Sedimentary gem deposits are by far the most important of all gem deposits in Sri Lanka and were classified by Dahanayake et al. (1980) into residual, eluvial and alluvial types. The sedimentary placer gem deposits occur in thin layers or lenses of gravel and sand, termed locally as Illam, in river beds and alluvial plains and on hillslopes and hillsides. Among the most important factors that govern the depositional nature of these gem deposits are the intensity and distance of transportation from the source and the topographical suitability of the sites for deposition.

The residual gem deposits occur as beds containing gem minerals mostly deposited in-situ and are found at depths ranging from a few centimeters to about 10 meters. These deposits mostly occur on the flood plains of rivers and streams and their sources are assumed to be in the close vicinity. A characteristic feature of the residual gem deposits is the presence of layers of alternating sand, clays and laterites containing angular fragments, as exemplified by the Elahera gem deposit.

The eluvial sedimentary gem deposits are found on hillslopes and flat areas incised by valleys. Often, the eluvial deposits grade into alluvial deposits making identification difficult. The presence of rock fragments and the angular to sub-rounded nature of the gem minerals are characteristic of the eluvial beds.

Alluvial gem deposits are the most widely distributed gem deposit type in Sri Lanka, the Ratnapura gem deposits being a good example. They often reach depths of more than 20 metres and usually contain two or three gem bearing layers. They occur mostly in old stream terraces and flood plains and are characterized by well-rounded grains. The gem-bearing layers in these alluvial deposits are markedly heterogeneous exhibiting a variety of shapes and sizes that indicate frequent changes in stream courses and velocity.

Metamorphic gem deposits

Most of the gem deposits in Sri Lanka are clearly of metamorphic genesis reflecting the fact that approximately 90% of Sri Lanka comprises high grade metamorphic rocks. Intense tropical weathering has decomposed and disintegrated the gem bearing rocks to form sedimentary gem deposits.

Skarn and calcium-rich rock types

Recent research has shown that calcium-rich bed- rock is a source for gem minerals within the metamorphic terrain of Sri Lanka. The mineral and fluid inclusions in gem corundum from Sri Lanka and noted that all the fluid inclusions are pure CO2. Thus CO2 is an important indicator of the genesis of the gem minerals. The microthermometry results for the primary inclusions suggested that these corundum formed under granulite facies metamorphism (> 630 ̊C, 5.5 kbar), while the presence of secondary fluid inclusions indicated retrograde post metamorphic cooling and uplift of the source areas. Further, the high density of the fluid inclusions (average density d = 1.05 g/cm3) was considered as being compatible with the formation of corundum under granulite facies metamorphism. Gem deposits located at Bakamuna near the main Elahera gem field an example of a corundum-bearing skarn deposit, and some other examples of this type, at Elahera and at Ohiya respectively.

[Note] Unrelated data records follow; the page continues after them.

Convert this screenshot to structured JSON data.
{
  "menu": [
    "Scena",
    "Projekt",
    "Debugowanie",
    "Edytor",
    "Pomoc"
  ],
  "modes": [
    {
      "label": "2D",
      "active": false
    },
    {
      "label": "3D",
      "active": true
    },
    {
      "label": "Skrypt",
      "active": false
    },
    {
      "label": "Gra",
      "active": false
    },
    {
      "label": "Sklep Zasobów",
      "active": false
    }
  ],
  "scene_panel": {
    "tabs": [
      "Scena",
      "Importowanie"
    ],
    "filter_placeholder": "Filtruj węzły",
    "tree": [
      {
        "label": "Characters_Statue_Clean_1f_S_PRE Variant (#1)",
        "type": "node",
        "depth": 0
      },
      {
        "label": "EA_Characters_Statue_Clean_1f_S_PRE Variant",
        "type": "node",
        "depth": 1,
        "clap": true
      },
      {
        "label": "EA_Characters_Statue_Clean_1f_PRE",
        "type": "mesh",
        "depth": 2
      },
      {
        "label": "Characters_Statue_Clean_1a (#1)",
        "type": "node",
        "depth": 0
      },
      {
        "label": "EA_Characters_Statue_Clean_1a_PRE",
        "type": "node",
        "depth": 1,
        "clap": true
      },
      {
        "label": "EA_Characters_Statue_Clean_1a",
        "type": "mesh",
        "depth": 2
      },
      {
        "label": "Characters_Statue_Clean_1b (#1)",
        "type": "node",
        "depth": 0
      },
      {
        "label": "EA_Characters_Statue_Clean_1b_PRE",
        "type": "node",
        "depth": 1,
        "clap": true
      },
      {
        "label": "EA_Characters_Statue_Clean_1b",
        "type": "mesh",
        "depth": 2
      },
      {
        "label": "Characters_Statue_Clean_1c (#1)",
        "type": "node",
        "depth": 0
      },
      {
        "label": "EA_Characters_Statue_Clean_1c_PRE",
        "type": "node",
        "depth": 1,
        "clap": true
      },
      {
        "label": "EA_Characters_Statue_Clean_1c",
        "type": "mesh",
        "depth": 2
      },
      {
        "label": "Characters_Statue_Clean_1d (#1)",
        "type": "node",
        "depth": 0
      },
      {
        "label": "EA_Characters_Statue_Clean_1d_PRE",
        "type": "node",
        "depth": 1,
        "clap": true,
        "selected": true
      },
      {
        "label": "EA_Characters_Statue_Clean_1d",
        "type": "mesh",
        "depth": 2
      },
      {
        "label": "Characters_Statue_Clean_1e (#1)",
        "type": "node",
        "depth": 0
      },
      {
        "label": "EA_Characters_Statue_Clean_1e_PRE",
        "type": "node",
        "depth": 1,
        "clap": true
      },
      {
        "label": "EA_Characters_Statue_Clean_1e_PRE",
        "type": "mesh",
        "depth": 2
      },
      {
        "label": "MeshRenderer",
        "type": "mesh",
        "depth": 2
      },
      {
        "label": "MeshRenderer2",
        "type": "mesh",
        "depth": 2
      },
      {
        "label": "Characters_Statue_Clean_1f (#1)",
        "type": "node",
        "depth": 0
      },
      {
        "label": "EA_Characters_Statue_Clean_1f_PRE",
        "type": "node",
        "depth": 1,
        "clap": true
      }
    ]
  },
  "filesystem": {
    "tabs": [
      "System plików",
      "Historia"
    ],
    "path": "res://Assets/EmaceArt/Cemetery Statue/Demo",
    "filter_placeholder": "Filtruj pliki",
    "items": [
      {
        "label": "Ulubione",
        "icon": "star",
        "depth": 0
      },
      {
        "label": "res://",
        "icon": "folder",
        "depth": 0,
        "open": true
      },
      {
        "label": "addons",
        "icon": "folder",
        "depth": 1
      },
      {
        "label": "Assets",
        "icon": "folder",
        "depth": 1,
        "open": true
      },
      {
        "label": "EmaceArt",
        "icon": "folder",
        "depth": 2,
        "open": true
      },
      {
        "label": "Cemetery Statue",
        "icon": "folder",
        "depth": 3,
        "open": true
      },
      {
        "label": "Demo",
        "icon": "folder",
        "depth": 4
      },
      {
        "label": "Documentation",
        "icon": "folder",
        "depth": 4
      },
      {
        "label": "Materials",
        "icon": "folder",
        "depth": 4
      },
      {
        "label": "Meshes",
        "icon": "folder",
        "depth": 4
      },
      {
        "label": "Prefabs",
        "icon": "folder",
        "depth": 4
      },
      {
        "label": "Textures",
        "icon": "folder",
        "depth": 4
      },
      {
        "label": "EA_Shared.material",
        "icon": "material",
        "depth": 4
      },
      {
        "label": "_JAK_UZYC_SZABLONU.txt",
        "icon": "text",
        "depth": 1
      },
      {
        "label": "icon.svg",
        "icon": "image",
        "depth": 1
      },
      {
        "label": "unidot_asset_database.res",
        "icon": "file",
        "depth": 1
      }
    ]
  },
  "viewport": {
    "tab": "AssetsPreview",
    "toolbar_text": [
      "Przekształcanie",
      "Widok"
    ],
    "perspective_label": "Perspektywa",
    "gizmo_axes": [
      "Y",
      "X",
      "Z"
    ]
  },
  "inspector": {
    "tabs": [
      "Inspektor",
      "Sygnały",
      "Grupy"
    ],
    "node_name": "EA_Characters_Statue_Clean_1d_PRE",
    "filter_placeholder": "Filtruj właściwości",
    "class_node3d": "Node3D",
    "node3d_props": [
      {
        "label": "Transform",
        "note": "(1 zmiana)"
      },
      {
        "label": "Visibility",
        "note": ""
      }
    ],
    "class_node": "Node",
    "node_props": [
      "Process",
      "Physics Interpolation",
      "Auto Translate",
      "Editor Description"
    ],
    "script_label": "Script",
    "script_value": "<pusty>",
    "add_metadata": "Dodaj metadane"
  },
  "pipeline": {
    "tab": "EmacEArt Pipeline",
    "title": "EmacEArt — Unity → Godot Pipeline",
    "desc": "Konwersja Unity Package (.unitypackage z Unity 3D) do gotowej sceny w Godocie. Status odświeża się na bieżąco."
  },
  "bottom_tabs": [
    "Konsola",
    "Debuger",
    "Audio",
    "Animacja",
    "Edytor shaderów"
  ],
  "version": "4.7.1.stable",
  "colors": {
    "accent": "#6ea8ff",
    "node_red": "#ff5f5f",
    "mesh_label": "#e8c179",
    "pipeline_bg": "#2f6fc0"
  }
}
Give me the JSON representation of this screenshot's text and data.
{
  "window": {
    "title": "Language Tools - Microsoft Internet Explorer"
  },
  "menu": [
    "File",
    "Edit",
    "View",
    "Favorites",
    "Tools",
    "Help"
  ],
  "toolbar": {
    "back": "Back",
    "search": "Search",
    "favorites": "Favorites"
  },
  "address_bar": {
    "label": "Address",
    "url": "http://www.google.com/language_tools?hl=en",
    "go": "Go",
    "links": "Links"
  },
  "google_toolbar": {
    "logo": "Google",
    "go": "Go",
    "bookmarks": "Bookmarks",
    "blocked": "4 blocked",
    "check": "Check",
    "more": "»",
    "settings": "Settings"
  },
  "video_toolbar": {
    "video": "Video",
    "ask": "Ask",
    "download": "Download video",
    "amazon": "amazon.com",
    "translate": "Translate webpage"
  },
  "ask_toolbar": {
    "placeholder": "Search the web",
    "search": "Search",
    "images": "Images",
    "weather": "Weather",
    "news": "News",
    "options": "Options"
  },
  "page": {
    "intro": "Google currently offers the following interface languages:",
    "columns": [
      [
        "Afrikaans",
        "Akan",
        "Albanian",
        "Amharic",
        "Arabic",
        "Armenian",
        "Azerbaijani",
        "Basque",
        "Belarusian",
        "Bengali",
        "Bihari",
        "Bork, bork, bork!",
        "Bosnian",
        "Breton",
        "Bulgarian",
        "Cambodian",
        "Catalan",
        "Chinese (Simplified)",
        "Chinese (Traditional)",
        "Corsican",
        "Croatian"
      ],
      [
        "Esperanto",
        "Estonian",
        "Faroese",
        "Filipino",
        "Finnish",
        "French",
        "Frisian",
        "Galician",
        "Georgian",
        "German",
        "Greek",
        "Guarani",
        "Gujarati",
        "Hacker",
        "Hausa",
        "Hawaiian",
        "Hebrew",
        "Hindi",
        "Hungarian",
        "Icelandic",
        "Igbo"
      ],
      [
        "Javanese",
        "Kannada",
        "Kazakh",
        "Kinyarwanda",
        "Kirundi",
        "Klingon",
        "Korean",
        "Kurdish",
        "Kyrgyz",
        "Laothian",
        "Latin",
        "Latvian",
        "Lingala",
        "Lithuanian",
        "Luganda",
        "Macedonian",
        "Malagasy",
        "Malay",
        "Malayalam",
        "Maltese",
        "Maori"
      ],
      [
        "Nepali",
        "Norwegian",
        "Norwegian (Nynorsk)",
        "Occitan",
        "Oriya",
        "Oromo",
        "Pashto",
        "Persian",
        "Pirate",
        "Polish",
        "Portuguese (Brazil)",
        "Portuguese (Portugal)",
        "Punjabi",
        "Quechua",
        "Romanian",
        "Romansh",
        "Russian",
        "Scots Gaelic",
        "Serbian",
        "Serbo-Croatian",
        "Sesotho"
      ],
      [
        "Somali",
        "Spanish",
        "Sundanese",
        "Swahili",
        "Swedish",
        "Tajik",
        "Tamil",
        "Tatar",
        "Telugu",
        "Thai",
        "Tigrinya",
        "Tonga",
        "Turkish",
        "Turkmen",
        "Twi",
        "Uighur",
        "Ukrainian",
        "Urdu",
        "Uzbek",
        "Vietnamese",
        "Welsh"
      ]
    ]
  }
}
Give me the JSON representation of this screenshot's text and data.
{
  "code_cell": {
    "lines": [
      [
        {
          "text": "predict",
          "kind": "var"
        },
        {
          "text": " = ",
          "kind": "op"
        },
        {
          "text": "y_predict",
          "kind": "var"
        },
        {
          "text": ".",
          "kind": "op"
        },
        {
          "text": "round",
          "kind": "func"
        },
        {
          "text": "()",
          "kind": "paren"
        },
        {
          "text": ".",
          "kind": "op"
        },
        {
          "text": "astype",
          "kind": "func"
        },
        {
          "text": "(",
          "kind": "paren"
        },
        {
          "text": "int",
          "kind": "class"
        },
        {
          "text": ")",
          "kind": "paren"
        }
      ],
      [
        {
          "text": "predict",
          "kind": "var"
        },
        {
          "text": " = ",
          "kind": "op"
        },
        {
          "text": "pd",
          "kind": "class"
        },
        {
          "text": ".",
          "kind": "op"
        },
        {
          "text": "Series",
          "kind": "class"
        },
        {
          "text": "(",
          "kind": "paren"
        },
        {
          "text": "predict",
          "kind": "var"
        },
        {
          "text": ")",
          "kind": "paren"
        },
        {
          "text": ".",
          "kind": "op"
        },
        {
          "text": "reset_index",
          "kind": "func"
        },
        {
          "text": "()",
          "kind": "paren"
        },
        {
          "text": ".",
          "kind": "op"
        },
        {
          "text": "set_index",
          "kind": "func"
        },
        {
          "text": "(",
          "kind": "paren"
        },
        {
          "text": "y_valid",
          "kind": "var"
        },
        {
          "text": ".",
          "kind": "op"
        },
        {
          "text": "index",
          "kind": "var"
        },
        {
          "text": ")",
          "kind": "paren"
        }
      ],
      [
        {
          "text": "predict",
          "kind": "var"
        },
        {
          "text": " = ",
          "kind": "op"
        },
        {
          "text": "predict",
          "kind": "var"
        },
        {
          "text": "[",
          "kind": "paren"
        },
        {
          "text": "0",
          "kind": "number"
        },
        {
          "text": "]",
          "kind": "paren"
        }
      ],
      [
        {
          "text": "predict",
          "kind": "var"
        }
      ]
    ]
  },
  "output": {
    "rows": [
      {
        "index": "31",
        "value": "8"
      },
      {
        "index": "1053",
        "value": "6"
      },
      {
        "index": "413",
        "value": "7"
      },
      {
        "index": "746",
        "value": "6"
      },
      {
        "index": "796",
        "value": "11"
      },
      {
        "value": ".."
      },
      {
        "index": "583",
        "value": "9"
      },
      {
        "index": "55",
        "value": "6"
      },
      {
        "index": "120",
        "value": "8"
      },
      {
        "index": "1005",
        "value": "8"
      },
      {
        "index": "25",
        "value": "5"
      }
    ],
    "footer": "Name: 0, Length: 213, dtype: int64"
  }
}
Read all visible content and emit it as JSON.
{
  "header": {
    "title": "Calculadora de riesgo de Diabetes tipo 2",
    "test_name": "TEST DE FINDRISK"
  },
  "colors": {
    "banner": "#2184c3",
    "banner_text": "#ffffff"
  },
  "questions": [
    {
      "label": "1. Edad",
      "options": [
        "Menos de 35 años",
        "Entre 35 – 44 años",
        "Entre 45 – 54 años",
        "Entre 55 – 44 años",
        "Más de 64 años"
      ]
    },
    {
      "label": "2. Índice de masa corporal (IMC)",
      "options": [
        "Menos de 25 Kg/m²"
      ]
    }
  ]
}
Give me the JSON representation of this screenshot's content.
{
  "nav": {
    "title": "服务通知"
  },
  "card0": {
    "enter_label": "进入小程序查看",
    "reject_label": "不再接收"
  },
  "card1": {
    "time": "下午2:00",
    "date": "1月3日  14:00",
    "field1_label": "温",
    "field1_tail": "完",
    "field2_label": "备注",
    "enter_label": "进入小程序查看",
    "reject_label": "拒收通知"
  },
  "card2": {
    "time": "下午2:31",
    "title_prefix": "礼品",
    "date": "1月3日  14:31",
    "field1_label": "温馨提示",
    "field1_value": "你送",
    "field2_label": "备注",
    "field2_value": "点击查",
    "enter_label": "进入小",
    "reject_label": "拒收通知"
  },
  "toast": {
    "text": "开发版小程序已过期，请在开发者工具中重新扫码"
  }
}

Aluminous metasedimentary rock types

One of the characteristic features of the Highland Complex is the abundance of aluminous metasedimentary rocks. These have the chemical composition required for the formation of corundum and other aluminous gem minerals. It is clear that in the Highland Complex a combination of the P-T conditions and a suitable chemical composition has yielded voluminous sources for gems of this type. It is known as these gemstones have an origin related to granulite facies metamorphism involving CO2 flooding, the purging of H2O-rich fluids and partial melting.

Gems of pegmatitic origin

Pegmatites are common in the Highland Complex and  they  are  also  considered  as  important sources of gem minerals. One of the best known pegmatitic gem deposits is the moonstone deposit at  Meetiyagoda,  southern  Sri  Lanka . In addition, moonstones have been located in regions around Balangoda and Kundasale near Kandy. Pegmatites in Sri Lanka also contain gem minerals such as beryl, chrysoberyl, zircon and corundum.